- Task brief -
State how many lines of the records include the word "Beyaz"; the reply is that number alone.

- Source material -
····················

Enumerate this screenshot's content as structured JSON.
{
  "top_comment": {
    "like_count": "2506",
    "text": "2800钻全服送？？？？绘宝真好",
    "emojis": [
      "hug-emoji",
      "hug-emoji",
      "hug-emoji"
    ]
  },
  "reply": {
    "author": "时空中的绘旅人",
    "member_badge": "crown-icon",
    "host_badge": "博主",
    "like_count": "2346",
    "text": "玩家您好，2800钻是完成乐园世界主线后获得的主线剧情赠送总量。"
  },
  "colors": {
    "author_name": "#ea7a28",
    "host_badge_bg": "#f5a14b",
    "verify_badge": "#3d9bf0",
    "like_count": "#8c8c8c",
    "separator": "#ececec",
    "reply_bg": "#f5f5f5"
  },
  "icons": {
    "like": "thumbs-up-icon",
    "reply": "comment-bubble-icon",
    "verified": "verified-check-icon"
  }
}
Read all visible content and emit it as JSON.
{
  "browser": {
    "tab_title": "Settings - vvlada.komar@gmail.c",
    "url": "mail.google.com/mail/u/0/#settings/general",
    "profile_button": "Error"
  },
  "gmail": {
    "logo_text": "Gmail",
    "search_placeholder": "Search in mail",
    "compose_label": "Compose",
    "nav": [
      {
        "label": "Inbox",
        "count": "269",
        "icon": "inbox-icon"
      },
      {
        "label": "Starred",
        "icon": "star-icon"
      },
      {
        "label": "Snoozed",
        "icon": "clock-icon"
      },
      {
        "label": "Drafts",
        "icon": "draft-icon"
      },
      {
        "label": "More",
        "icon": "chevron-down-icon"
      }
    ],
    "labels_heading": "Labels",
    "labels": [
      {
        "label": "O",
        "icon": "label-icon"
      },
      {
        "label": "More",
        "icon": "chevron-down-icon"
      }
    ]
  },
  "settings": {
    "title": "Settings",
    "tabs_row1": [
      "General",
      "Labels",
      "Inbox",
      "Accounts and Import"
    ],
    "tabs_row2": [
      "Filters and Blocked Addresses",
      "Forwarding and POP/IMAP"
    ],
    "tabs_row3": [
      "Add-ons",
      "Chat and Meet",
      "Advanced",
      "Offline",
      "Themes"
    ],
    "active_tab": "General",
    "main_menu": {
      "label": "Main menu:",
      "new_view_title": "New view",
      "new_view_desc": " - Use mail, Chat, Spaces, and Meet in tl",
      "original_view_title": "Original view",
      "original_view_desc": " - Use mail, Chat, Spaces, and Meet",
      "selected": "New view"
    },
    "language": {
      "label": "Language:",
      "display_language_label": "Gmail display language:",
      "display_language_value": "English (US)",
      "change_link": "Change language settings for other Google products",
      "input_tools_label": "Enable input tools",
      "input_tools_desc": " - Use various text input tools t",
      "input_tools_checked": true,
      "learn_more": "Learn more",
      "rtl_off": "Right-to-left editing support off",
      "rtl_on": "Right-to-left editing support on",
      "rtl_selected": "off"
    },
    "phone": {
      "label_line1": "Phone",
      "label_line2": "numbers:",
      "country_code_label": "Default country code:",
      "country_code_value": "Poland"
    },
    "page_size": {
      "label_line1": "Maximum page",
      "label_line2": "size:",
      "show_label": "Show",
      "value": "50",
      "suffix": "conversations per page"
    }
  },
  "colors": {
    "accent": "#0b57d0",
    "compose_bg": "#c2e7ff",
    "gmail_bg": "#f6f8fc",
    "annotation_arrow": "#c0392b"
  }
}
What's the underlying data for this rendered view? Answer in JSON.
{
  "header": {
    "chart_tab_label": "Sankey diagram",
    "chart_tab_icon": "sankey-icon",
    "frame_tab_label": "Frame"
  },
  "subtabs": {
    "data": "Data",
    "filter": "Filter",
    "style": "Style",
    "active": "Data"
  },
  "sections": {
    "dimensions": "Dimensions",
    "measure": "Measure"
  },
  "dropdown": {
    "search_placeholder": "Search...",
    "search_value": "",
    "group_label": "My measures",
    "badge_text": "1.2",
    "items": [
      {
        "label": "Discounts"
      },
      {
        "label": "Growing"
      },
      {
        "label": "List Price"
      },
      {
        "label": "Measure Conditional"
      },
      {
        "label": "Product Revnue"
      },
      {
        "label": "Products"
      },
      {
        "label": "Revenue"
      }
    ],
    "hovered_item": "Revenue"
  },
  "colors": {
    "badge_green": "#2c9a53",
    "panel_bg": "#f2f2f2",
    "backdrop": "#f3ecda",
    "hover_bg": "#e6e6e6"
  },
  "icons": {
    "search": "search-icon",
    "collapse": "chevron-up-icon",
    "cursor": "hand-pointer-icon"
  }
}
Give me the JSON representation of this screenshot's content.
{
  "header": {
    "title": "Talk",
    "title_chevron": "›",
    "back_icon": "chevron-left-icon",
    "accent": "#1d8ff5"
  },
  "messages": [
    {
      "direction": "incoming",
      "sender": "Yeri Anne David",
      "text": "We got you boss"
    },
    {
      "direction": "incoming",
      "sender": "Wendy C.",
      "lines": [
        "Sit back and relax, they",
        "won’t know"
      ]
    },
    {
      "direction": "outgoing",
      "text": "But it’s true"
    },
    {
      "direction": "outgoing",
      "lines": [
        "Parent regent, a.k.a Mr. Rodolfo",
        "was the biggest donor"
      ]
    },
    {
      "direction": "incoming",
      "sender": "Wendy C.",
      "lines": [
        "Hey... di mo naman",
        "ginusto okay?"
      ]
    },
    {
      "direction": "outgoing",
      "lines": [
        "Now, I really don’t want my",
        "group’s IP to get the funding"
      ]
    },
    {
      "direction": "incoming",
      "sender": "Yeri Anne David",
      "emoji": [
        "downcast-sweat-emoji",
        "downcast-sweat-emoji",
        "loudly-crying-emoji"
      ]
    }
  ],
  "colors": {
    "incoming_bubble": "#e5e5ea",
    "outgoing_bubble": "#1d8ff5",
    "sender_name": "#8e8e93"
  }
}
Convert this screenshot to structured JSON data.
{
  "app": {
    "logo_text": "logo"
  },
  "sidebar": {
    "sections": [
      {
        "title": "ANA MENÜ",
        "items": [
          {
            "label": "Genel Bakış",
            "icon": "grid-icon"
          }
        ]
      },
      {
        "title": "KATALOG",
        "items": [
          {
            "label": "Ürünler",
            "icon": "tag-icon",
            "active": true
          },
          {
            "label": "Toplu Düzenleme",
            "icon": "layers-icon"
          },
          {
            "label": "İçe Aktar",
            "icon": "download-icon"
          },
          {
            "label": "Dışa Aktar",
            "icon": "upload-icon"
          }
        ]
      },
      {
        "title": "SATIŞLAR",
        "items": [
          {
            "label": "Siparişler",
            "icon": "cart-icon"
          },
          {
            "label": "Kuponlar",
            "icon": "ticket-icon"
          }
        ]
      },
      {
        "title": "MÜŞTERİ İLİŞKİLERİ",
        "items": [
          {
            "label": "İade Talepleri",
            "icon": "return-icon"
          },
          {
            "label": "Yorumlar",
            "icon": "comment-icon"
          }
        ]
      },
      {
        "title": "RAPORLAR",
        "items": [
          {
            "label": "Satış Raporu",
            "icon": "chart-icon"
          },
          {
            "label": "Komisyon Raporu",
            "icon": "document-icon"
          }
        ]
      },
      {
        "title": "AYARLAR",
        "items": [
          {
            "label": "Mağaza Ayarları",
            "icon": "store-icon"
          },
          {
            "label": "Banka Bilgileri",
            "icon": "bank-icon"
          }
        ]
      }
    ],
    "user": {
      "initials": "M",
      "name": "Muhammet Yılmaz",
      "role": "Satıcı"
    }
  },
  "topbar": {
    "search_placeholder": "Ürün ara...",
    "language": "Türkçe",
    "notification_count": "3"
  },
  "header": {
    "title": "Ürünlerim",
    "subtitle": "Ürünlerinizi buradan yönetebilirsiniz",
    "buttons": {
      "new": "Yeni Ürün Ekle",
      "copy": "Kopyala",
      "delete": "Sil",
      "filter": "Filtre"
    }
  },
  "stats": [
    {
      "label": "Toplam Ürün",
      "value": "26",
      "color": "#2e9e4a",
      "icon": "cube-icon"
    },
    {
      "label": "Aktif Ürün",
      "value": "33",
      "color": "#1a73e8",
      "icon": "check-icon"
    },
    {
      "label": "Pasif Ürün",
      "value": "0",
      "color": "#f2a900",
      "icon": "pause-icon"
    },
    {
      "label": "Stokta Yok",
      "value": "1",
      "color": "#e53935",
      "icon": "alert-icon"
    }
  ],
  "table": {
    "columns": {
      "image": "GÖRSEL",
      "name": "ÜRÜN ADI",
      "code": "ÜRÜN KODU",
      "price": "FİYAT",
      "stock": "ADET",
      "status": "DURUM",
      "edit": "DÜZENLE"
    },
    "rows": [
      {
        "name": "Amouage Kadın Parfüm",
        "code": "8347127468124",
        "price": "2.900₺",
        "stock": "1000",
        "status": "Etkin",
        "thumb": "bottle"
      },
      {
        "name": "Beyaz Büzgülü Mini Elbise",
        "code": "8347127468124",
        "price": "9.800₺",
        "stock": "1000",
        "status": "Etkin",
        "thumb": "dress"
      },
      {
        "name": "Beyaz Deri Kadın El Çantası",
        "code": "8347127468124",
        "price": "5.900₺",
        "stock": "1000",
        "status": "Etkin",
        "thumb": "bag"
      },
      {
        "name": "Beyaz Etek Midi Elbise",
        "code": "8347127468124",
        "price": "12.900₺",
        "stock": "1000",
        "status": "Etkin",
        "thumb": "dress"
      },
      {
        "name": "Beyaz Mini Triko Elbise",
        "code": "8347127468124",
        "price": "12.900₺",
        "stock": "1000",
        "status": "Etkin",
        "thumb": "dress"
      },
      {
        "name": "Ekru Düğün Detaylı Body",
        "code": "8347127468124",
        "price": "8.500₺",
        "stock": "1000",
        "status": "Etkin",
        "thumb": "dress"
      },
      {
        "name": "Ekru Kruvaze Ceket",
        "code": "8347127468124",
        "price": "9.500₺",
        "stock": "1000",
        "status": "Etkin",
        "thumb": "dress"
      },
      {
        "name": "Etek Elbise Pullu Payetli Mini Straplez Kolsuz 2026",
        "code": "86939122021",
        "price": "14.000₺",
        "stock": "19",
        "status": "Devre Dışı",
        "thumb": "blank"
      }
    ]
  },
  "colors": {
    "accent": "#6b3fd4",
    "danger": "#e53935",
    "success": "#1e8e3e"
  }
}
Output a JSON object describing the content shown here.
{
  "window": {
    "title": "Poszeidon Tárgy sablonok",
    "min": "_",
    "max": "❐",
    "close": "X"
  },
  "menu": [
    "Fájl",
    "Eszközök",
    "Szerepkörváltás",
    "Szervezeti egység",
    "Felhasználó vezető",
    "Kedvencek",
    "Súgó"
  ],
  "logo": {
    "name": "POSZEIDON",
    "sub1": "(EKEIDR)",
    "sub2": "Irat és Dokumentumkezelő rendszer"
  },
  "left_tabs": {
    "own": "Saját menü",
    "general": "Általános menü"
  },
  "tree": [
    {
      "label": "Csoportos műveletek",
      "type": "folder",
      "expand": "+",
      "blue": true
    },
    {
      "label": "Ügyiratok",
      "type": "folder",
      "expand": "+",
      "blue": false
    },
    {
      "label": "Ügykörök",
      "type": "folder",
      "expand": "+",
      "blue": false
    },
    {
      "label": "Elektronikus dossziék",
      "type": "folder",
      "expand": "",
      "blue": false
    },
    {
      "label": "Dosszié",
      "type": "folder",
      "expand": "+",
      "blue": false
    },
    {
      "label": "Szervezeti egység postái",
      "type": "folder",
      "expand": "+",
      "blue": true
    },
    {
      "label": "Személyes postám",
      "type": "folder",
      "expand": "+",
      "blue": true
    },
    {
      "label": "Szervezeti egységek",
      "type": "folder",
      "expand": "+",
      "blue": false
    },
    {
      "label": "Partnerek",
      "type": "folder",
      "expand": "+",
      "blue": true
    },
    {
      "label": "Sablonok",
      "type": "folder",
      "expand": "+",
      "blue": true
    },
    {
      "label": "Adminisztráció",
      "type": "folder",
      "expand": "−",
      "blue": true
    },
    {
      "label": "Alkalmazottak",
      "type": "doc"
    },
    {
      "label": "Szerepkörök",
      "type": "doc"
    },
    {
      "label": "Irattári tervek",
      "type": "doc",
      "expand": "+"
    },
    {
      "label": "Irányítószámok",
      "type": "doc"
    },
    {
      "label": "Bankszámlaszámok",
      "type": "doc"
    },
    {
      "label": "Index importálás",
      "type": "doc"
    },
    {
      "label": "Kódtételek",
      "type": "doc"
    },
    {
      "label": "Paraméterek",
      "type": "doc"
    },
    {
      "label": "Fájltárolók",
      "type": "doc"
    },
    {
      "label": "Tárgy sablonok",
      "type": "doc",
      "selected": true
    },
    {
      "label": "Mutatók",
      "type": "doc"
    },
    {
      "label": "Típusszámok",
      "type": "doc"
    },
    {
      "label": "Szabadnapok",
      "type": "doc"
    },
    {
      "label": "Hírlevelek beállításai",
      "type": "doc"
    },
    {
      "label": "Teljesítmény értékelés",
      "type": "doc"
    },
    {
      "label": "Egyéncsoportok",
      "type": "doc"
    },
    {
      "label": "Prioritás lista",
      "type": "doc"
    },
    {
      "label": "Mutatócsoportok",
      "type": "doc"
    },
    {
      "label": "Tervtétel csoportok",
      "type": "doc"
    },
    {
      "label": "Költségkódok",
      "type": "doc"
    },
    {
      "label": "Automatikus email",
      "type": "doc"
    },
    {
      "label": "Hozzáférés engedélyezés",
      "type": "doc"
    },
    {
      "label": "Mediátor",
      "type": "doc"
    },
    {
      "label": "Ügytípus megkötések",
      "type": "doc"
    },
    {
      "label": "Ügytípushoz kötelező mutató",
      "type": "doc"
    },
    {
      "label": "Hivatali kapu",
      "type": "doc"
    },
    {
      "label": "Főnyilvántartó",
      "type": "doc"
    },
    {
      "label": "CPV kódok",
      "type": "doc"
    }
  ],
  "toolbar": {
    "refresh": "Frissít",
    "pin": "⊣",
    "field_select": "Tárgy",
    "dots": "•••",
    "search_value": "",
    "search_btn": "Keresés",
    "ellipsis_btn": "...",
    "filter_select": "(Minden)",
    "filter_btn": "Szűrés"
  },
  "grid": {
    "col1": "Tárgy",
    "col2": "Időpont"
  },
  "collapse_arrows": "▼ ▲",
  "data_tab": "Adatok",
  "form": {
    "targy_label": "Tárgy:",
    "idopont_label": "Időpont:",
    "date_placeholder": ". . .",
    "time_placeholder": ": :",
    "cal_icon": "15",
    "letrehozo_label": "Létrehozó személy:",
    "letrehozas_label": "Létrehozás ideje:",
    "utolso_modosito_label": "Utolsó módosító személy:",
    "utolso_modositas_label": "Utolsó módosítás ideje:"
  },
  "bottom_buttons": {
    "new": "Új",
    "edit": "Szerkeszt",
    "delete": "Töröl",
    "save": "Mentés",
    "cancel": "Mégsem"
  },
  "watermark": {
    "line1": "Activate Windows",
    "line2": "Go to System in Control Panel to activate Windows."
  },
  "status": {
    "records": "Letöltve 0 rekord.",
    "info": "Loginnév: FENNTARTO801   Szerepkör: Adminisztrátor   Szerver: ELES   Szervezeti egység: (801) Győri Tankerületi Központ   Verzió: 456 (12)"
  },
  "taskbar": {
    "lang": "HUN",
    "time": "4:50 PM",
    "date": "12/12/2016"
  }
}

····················

- Answer space -
4